Kelly Link writes with the kind of skill, flare and style that is so often reserved only for the finest literature. Link has a poetic style that flows hypnotically and actually reminds me a lot of Neil Gaiman. It is a style that at first seems quite simple, to the point and indicative of a great story teller but slowly you realise that there is true genius permeating every paragraph, as if there really is magic in her words.
Link can blend fantasy, horror, real life and humour smoothly into something that is not only readable but is also compelling. She makes her ideas seem almost obviously natural, as if asking, “why the hell shouldn’t these things be happening in the ‘real’ world?” Why the hell not indeed, I love it.

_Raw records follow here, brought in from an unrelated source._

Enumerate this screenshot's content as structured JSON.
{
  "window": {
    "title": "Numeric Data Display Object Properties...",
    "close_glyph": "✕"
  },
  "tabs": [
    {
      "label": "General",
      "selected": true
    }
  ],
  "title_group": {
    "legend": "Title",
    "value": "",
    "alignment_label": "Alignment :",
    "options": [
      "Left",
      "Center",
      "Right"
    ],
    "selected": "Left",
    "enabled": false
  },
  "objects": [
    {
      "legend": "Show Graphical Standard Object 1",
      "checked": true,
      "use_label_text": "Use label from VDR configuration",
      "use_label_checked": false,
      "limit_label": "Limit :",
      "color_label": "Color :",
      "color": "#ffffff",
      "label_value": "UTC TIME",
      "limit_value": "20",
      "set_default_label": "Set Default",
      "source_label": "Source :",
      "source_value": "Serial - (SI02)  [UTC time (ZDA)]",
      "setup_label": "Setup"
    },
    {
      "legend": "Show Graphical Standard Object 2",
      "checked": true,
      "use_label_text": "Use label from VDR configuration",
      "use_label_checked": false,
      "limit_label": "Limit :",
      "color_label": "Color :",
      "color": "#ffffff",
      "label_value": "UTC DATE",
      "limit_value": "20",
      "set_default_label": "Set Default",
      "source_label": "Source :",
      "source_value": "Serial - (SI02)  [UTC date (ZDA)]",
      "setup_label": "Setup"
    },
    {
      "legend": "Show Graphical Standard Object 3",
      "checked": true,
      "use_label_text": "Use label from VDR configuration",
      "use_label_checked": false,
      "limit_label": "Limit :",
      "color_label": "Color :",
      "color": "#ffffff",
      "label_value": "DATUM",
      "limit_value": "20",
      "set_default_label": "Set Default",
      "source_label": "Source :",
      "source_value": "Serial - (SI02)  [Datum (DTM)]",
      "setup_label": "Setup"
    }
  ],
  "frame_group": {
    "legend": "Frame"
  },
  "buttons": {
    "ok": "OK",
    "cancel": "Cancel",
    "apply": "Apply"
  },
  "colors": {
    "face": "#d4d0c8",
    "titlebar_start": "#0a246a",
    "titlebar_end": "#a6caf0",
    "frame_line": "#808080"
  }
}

This style is complimented perfectly by the sheer wealth of incredible stuff that is going on in her stories. I could talk for hours on how Link’s ideas set my mind alight but instead I’ll chose a terrible simile. Kelly Link’s ideas made my imagination foam like a flatulent goblin’s bathwater – filled full of small and constant bubbles of surprise with the constant threat that something more sinister could appear at any moment.
There is very little deadwood in this collection. Of course, there are some stories that I didn’t enjoy quite as much as others but that’s always going to be the case with any collection of stories, that’s the beauty of it. If you find something you don’t get on with, just turn a few pages until you find something else. Sometimes the storylines can feel a little too convoluted for something so short and occasionally you find yourself wanting a few hundred words more just to round the story off perfectly but on the whole, it’s pretty hard to pick much fault at all with Pretty Monsters.
What also works (with the UK edition I have anyway) is just how much the book itself helps to create a truly impressive package. I know this shouldn’t factor in to a review but this book truly looks and feels like a celebration of what a book can be. The cover design is simply stunning and is echoed again a few pages in. Then, before each story, there is a small picture that sums up the coming story along with a small, relevant caption. This isn’t a new idea I know, but I have never seen it done so well. It drags you into a story that you might not bother with due to a crappy title. Case in point, the afore mentioned The Faery Handbag. Now, that is not a title that grabs me, however, the picture that accompanies the story is a big, furry handbag hungrily eating an old lady. There was no way I wasn’t going to find out what was happening.
So how to tie this up?
Well, usually I like to lend out and pass on books I love. However, I do have a shelf for the books that I treasure the most and no one gets to take these books. Pretty Monsters is going firmly on this shelf.
You see, Pretty Monsters is bonkers and scary and crazy while also being funny and beautiful and touching, and as a result, it is everything you could ever want from a collection of short fantasy stories.
Head over to Kelly’s website for more information and a free download of the story Magic For Beginners. Pencil illustrations are from Pretty Monsters and are by Shaun Tan.